Optically active compounds exist in two isomeric forms. The
isomer that rotates the plane of polarized light to the left
(counterclockwise) is called levorotatory (l). The other isomer
that rotates the light to the right (clockwise) is called dextrorotatory
The optical isomers are mirror images of each other. The isomers
result from the tetrahedral geometry around the chiral carbon
center. To draw mirror images, write the structure of the first
isomer, draw a plane (dotted line) to represent the mirror, and
finally draw the mirror image behind the plane.
See the graphic on the left.
Optical isomers are also designated with the letters (D) and
(L) to indicate the absolute configuration. In an absolute configuration
the position of the groups is compared to a commonly agreed upon
standard molecule.
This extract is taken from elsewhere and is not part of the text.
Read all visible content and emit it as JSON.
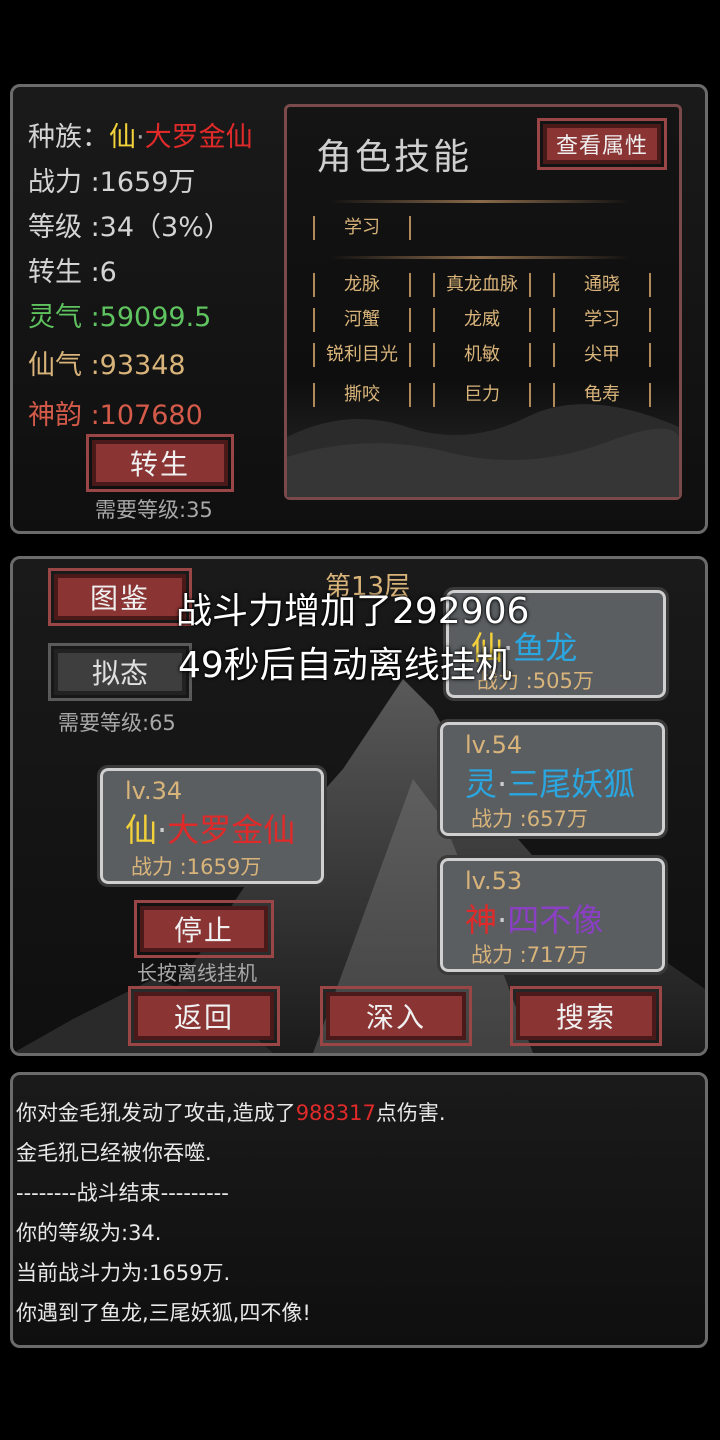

In amino acids, this molecule is serine and
for carbohydrates, it is glyceraldehyde. The capital (D) and
(L) designations do not necessarily agree with the (d) or (l)
designations which are based upon the actual rotation of polarized
L-Alanine is a representative amino acid that is used in human
and animal metabolism. The D isomer is not used. In the metabolism
of carbohydrates only the D isomer is utilized and not the L
Example: Chiral Drugs - Ibuprofen (Advil)
As a further example, the drug Ibuprofen, is sold as a mixture
of isomers, although the (S) isomer is most effective and the
(R) isomer is also utilized after conversion to the (S) isomer
in the body.
See ibuprofen graphic
in new window
Quiz: Which carbon in ibuprofen is chiral? Check answer
using pull down menu.